──────── Given information ────────

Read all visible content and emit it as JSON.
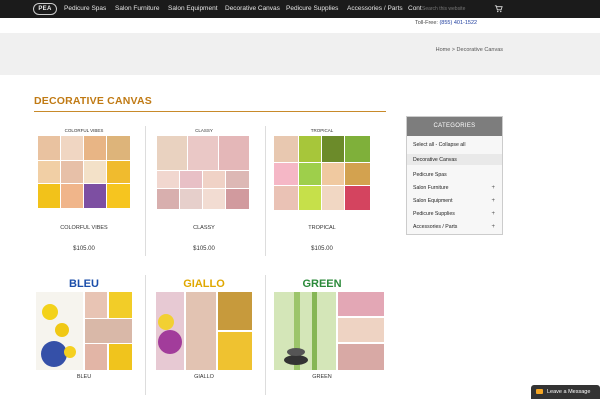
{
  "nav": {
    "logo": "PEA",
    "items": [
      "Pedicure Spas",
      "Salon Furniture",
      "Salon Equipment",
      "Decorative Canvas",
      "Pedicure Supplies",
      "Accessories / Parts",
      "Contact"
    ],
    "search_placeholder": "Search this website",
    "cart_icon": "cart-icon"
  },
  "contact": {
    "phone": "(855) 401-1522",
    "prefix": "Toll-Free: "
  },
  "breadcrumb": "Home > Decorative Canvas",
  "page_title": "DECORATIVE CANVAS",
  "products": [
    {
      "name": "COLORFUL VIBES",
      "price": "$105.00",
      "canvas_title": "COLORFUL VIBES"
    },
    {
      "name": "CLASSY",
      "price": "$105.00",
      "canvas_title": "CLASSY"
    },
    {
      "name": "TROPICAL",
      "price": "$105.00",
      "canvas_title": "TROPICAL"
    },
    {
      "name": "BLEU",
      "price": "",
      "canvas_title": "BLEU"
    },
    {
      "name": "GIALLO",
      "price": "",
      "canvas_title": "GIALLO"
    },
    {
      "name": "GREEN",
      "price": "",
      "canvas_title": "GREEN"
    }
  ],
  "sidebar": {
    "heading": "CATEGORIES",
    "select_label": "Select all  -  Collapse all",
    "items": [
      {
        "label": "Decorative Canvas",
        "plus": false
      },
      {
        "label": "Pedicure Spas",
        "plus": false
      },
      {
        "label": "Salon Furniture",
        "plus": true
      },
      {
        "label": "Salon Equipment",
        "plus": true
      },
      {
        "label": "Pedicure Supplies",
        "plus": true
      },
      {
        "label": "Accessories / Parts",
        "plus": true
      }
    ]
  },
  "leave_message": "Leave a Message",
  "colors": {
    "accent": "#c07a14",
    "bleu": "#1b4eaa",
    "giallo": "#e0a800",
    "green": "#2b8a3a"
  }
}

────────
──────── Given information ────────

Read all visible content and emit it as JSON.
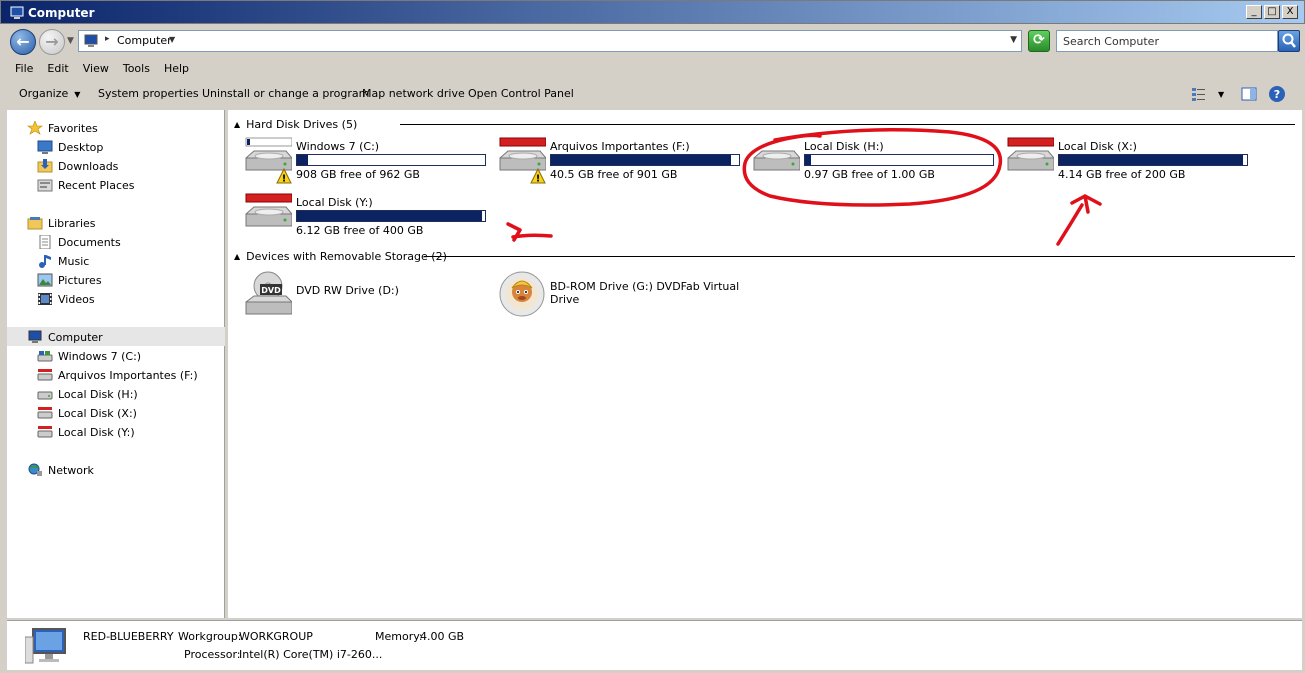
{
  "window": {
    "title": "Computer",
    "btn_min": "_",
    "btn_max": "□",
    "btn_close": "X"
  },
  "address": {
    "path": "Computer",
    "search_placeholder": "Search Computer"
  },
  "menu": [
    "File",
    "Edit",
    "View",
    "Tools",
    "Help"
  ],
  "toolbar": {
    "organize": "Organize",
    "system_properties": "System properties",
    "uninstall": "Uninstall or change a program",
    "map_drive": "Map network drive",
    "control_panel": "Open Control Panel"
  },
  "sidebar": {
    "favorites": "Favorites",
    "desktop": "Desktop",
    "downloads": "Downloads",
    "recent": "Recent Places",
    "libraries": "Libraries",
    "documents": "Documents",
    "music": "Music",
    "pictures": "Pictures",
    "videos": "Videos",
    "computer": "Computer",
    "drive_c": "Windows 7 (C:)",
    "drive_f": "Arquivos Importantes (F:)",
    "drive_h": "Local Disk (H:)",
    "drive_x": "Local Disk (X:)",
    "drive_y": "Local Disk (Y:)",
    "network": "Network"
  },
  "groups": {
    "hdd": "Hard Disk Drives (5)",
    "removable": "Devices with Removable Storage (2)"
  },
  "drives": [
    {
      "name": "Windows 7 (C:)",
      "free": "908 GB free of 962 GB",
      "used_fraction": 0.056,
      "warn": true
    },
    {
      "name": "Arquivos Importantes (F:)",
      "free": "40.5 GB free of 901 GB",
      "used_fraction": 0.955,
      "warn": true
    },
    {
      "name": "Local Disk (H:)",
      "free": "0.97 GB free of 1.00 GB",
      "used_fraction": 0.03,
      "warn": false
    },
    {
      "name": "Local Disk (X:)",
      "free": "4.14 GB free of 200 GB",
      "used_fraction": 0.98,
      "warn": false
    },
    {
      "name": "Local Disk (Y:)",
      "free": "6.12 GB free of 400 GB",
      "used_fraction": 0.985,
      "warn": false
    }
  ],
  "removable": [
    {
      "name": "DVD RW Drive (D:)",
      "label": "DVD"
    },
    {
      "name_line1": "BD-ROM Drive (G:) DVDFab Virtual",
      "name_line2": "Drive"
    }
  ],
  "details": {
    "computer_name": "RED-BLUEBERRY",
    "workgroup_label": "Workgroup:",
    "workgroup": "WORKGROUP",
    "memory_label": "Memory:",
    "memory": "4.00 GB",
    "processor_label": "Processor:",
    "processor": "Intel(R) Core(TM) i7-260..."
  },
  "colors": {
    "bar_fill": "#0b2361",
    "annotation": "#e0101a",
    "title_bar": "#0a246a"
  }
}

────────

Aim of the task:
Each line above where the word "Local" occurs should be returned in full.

Reply:
    "drive_h": "Local Disk (H:)",
    "drive_x": "Local Disk (X:)",
    "drive_y": "Local Disk (Y:)",
      "name": "Local Disk (H:)",
      "name": "Local Disk (X:)",
      "name": "Local Disk (Y:)",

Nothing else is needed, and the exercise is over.